Want to get a graphic to just the right position on a worksheet? Sometimes the easiest way is to use the arrow keys on ...

Discover More

Reading Values from Graphs

Adding a trendline to a graph will allow you to see trends a bit easier, depending on your data. You can even utilize an ...

Discover More
Subscribe

FREE SERVICE: Get tips like this every week in ExcelTips, a free productivity newsletter. Enter your address and click "Subscribe."

View most recent newsletter.

Comments

If you would like to add an image to your comment (not an avatar, but an image to help in making the point of your comment), include the characters [{fig}] in your comment text. You’ll be prompted to upload your image when you submit the comment. Maximum image size is 6Mpixels. Images larger than 600px wide or 1000px tall will be reduced. Up to three images may be included in a comment. All images are subject to review. Commenting privileges may be curtailed if inappropriate images are posted.

What is four minus 3?

There are currently no comments for this tip. (Be the first to leave your comment—just use the simple form above!)


This Site

Got a version of Excel that uses the menu interface (Excel 97, Excel 2000, Excel 2002, or Excel 2003)? This site is for you! If you use a later version of Excel, visit our ExcelTips site focusing on the ribbon interface.

Newest Tips
Subscribe

FREE SERVICE: Get tips like this every week in ExcelTips, a free productivity newsletter. Enter your address and click "Subscribe."

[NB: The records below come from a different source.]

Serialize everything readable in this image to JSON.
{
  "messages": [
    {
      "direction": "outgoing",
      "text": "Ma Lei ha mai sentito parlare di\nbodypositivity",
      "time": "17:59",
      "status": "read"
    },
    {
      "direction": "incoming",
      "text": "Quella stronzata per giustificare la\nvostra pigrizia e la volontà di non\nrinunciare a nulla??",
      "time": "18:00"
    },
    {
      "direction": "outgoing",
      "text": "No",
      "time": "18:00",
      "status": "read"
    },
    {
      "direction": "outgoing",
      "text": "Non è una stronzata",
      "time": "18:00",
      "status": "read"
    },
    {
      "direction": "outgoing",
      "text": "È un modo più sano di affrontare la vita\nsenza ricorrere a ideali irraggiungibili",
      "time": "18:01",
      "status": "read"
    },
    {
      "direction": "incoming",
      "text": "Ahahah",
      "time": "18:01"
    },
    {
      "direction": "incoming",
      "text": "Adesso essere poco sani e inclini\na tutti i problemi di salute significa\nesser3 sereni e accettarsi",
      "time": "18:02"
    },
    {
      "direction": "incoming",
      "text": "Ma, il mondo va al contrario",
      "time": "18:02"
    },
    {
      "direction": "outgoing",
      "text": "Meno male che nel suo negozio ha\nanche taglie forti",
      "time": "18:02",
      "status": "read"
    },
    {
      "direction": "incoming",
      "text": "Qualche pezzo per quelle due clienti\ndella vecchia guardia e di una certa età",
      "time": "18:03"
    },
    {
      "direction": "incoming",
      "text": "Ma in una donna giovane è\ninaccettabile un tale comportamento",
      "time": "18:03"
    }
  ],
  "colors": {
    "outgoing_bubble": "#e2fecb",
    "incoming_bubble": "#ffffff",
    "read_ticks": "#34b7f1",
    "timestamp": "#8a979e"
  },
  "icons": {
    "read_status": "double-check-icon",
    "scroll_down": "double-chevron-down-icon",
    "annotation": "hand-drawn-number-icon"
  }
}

(Your e-mail address is not shared with anyone, ever.)

View the most recent newsletter.